ABOUT THIS EXERCISE
Exclude images, then output the remaining data verbatim.

EXCERPTED RECORDS
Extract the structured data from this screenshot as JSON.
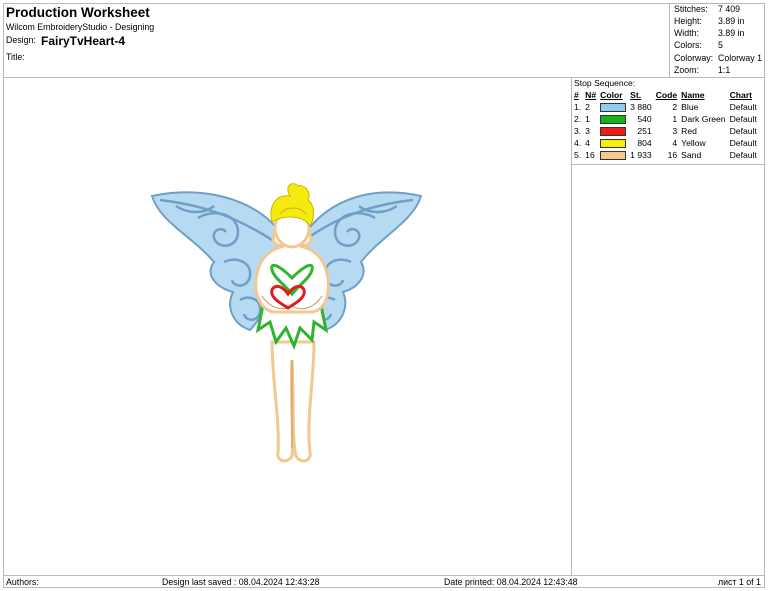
{
  "header": {
    "title": "Production Worksheet",
    "subtitle": "Wilcom EmbroideryStudio - Designing",
    "design_label": "Design:",
    "design_name": "FairyTvHeart-4",
    "title_label": "Title:"
  },
  "stats": [
    {
      "label": "Stitches:",
      "value": "7 409"
    },
    {
      "label": "Height:",
      "value": "3.89 in"
    },
    {
      "label": "Width:",
      "value": "3.89 in"
    },
    {
      "label": "Colors:",
      "value": "5"
    },
    {
      "label": "Colorway:",
      "value": "Colorway 1"
    },
    {
      "label": "Zoom:",
      "value": "1:1"
    }
  ],
  "stop_sequence": {
    "label": "Stop Sequence:",
    "headers": [
      "#",
      "N#",
      "Color",
      "St.",
      "Code",
      "Name",
      "Chart"
    ],
    "rows": [
      {
        "num": "1.",
        "n": "2",
        "color": "#8ecdf2",
        "st": "3 880",
        "code": "2",
        "name": "Blue",
        "chart": "Default"
      },
      {
        "num": "2.",
        "n": "1",
        "color": "#12b31b",
        "st": "540",
        "code": "1",
        "name": "Dark Green",
        "chart": "Default"
      },
      {
        "num": "3.",
        "n": "3",
        "color": "#ee1c1c",
        "st": "251",
        "code": "3",
        "name": "Red",
        "chart": "Default"
      },
      {
        "num": "4.",
        "n": "4",
        "color": "#f7ee0c",
        "st": "804",
        "code": "4",
        "name": "Yellow",
        "chart": "Default"
      },
      {
        "num": "5.",
        "n": "16",
        "color": "#f6c98e",
        "st": "1 933",
        "code": "16",
        "name": "Sand",
        "chart": "Default"
      }
    ]
  },
  "footer": {
    "authors": "Authors:",
    "last_saved": "Design last saved : 08.04.2024 12:43:28",
    "printed": "Date printed: 08.04.2024 12:43:48",
    "page": "лист 1 of 1"
  },
  "colors": {
    "wing_fill": "#b7daf3",
    "wing_stroke": "#6f9fc8",
    "hair": "#f5ea10",
    "hair_stroke": "#c8b800",
    "dress": "#2fb52d",
    "heart": "#e31b1b",
    "body": "#f2c890",
    "body_stroke": "#c9955a"
  }
}
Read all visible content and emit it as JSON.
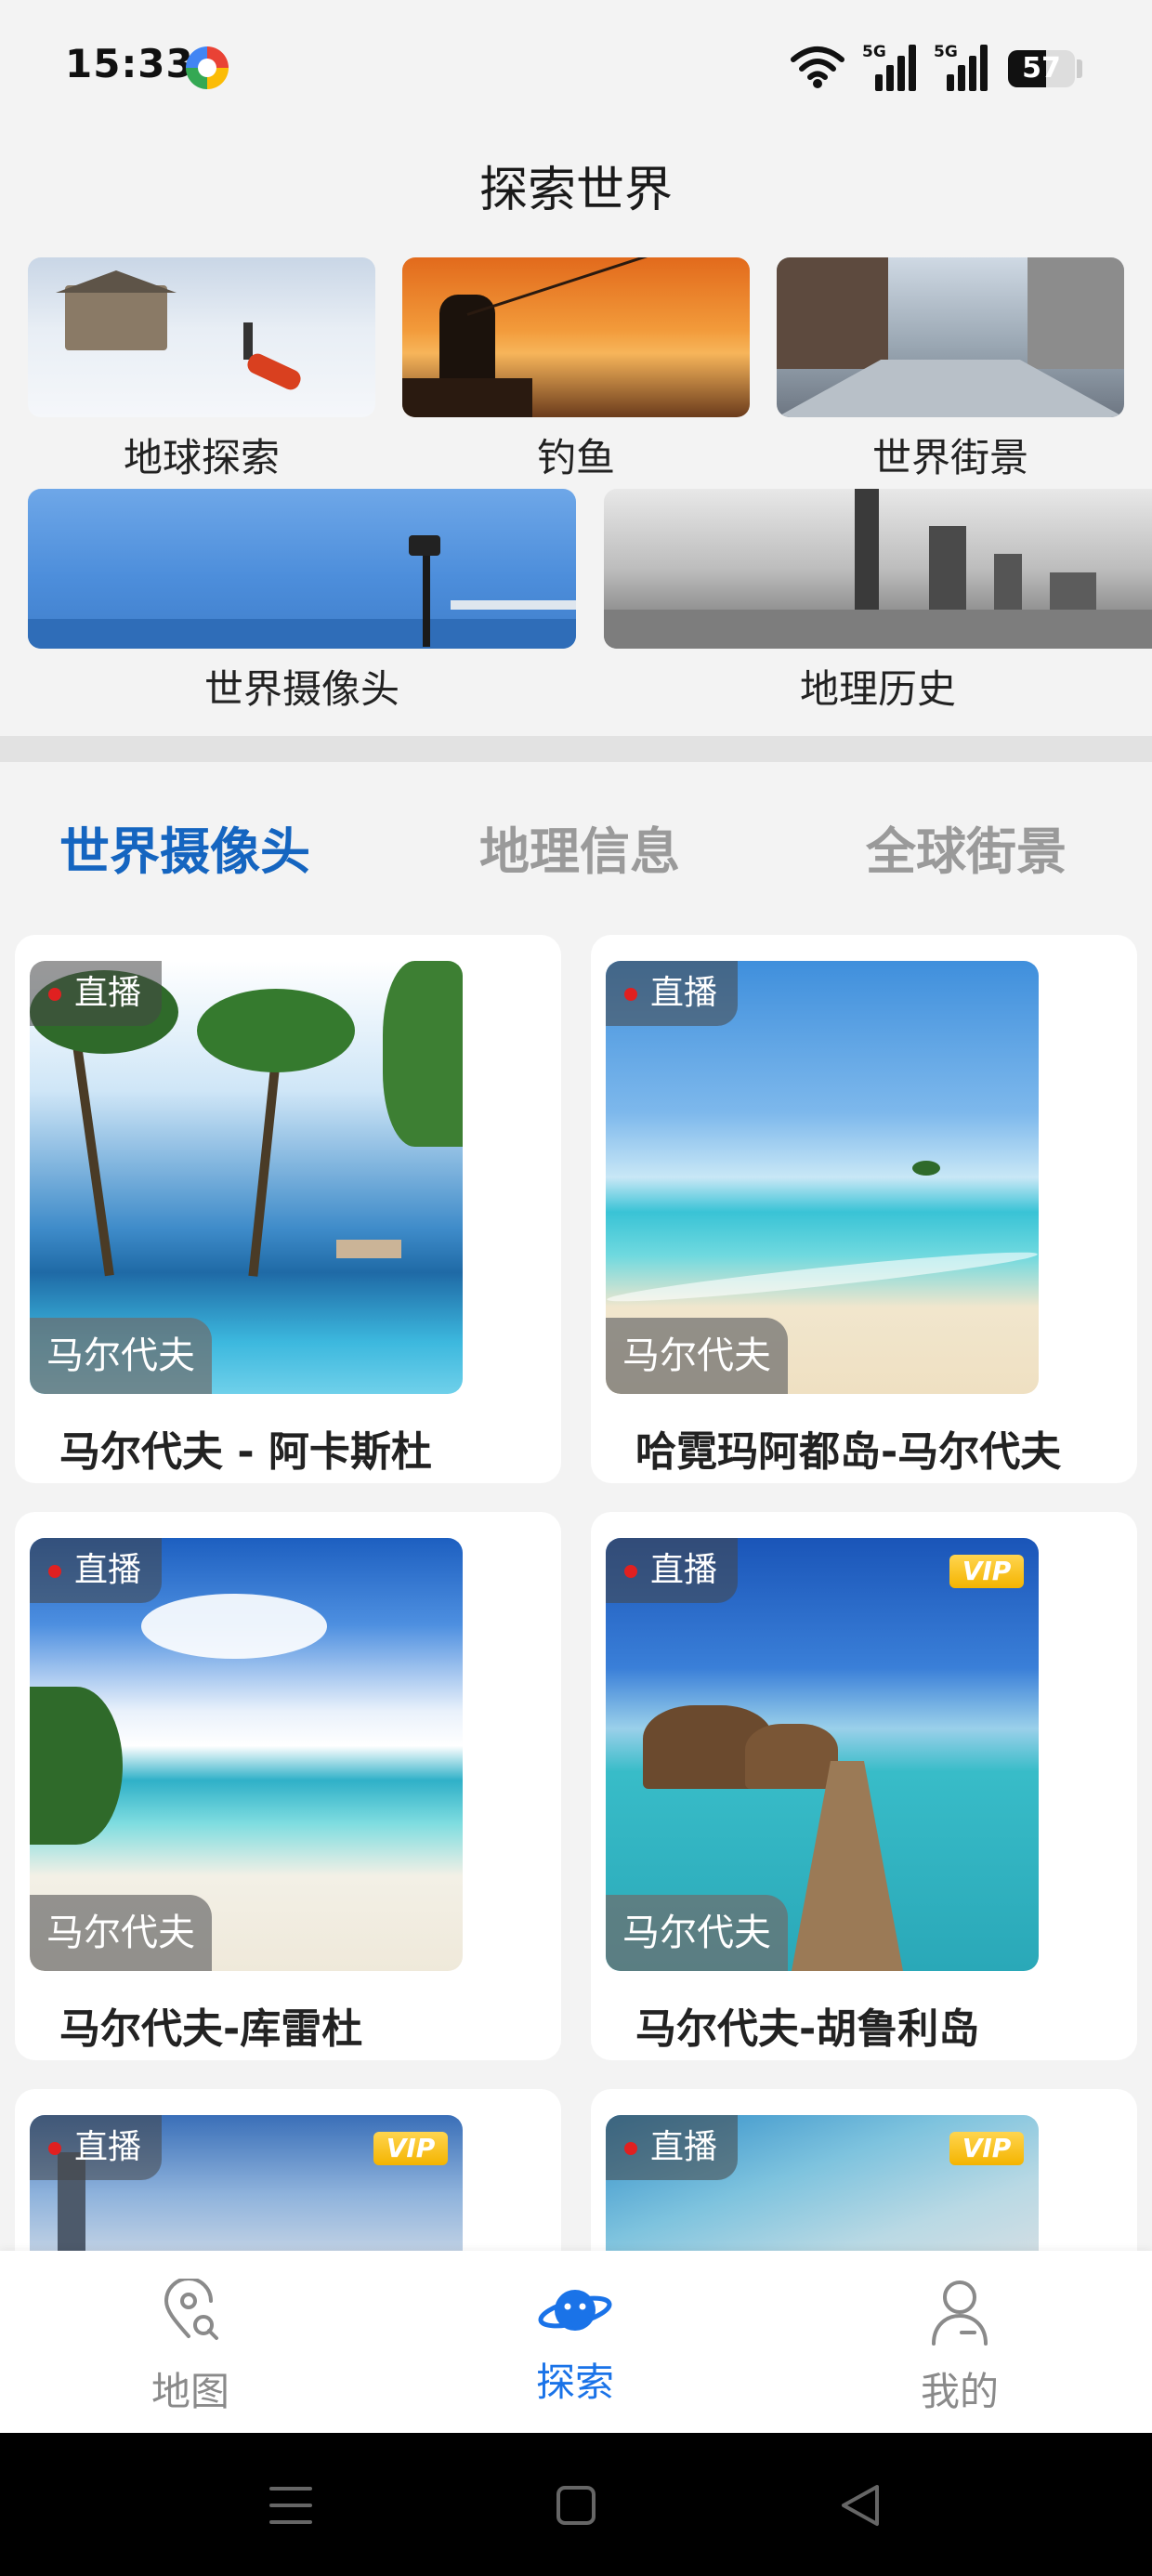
{
  "status_bar": {
    "time": "15:33",
    "battery": "57",
    "battery_level": 0.57,
    "sim1_label": "5G",
    "sim2_label": "5G"
  },
  "header": {
    "title": "探索世界"
  },
  "categories": [
    {
      "label": "地球探索"
    },
    {
      "label": "钓鱼"
    },
    {
      "label": "世界街景"
    },
    {
      "label": "世界摄像头"
    },
    {
      "label": "地理历史"
    }
  ],
  "tabs": [
    {
      "label": "世界摄像头",
      "active": true
    },
    {
      "label": "地理信息",
      "active": false
    },
    {
      "label": "全球街景",
      "active": false
    }
  ],
  "cameras": [
    {
      "badge": "直播",
      "location": "马尔代夫",
      "title": "马尔代夫 - 阿卡斯杜",
      "vip": false
    },
    {
      "badge": "直播",
      "location": "马尔代夫",
      "title": "哈霓玛阿都岛-马尔代夫",
      "vip": false
    },
    {
      "badge": "直播",
      "location": "马尔代夫",
      "title": "马尔代夫-库雷杜",
      "vip": false
    },
    {
      "badge": "直播",
      "location": "马尔代夫",
      "title": "马尔代夫-胡鲁利岛",
      "vip": true,
      "vip_label": "VIP"
    },
    {
      "badge": "直播",
      "vip": true,
      "vip_label": "VIP"
    },
    {
      "badge": "直播",
      "vip": true,
      "vip_label": "VIP"
    }
  ],
  "bottom_nav": [
    {
      "label": "地图",
      "icon": "map-pin-icon",
      "active": false
    },
    {
      "label": "探索",
      "icon": "planet-icon",
      "active": true
    },
    {
      "label": "我的",
      "icon": "user-icon",
      "active": false
    }
  ],
  "colors": {
    "accent": "#1565c0",
    "nav_active": "#1a73e8",
    "live_dot": "#e02020",
    "vip": "#f4b400"
  }
}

ANSWER TO THIS TASK
Extract the structured data from this screenshot as JSON.
{
  "header": {
    "title": "Production Worksheet",
    "subtitle": "Wilcom EmbroideryStudio - Designing",
    "design_label": "Design:",
    "design_name": "FairyTvHeart-4",
    "title_label": "Title:"
  },
  "stats": [
    {
      "label": "Stitches:",
      "value": "7 409"
    },
    {
      "label": "Height:",
      "value": "3.89 in"
    },
    {
      "label": "Width:",
      "value": "3.89 in"
    },
    {
      "label": "Colors:",
      "value": "5"
    },
    {
      "label": "Colorway:",
      "value": "Colorway 1"
    },
    {
      "label": "Zoom:",
      "value": "1:1"
    }
  ],
  "stop_sequence": {
    "label": "Stop Sequence:",
    "headers": [
      "#",
      "N#",
      "Color",
      "St.",
      "Code",
      "Name",
      "Chart"
    ],
    "rows": [
      {
        "num": "1.",
        "n": "2",
        "color": "#8ecdf2",
        "st": "3 880",
        "code": "2",
        "name": "Blue",
        "chart": "Default"
      },
      {
        "num": "2.",
        "n": "1",
        "color": "#12b31b",
        "st": "540",
        "code": "1",
        "name": "Dark Green",
        "chart": "Default"
      },
      {
        "num": "3.",
        "n": "3",
        "color": "#ee1c1c",
        "st": "251",
        "code": "3",
        "name": "Red",
        "chart": "Default"
      },
      {
        "num": "4.",
        "n": "4",
        "color": "#f7ee0c",
        "st": "804",
        "code": "4",
        "name": "Yellow",
        "chart": "Default"
      },
      {
        "num": "5.",
        "n": "16",
        "color": "#f6c98e",
        "st": "1 933",
        "code": "16",
        "name": "Sand",
        "chart": "Default"
      }
    ]
  },
  "footer": {
    "authors": "Authors:",
    "last_saved": "Design last saved : 08.04.2024 12:43:28",
    "printed": "Date printed: 08.04.2024 12:43:48",
    "page": "лист 1 of 1"
  },
  "colors": {
    "wing_fill": "#b7daf3",
    "wing_stroke": "#6f9fc8",
    "hair": "#f5ea10",
    "hair_stroke": "#c8b800",
    "dress": "#2fb52d",
    "heart": "#e31b1b",
    "body": "#f2c890",
    "body_stroke": "#c9955a"
  }
}
Read all visible content and emit it as JSON.
{
  "status_bar": {
    "time": "15:33",
    "battery": "57",
    "battery_level": 0.57,
    "sim1_label": "5G",
    "sim2_label": "5G"
  },
  "header": {
    "title": "探索世界"
  },
  "categories": [
    {
      "label": "地球探索"
    },
    {
      "label": "钓鱼"
    },
    {
      "label": "世界街景"
    },
    {
      "label": "世界摄像头"
    },
    {
      "label": "地理历史"
    }
  ],
  "tabs": [
    {
      "label": "世界摄像头",
      "active": true
    },
    {
      "label": "地理信息",
      "active": false
    },
    {
      "label": "全球街景",
      "active": false
    }
  ],
  "cameras": [
    {
      "badge": "直播",
      "location": "马尔代夫",
      "title": "马尔代夫 - 阿卡斯杜",
      "vip": false
    },
    {
      "badge": "直播",
      "location": "马尔代夫",
      "title": "哈霓玛阿都岛-马尔代夫",
      "vip": false
    },
    {
      "badge": "直播",
      "location": "马尔代夫",
      "title": "马尔代夫-库雷杜",
      "vip": false
    },
    {
      "badge": "直播",
      "location": "马尔代夫",
      "title": "马尔代夫-胡鲁利岛",
      "vip": true,
      "vip_label": "VIP"
    },
    {
      "badge": "直播",
      "vip": true,
      "vip_label": "VIP"
    },
    {
      "badge": "直播",
      "vip": true,
      "vip_label": "VIP"
    }
  ],
  "bottom_nav": [
    {
      "label": "地图",
      "icon": "map-pin-icon",
      "active": false
    },
    {
      "label": "探索",
      "icon": "planet-icon",
      "active": true
    },
    {
      "label": "我的",
      "icon": "user-icon",
      "active": false
    }
  ],
  "colors": {
    "accent": "#1565c0",
    "nav_active": "#1a73e8",
    "live_dot": "#e02020",
    "vip": "#f4b400"
  }
}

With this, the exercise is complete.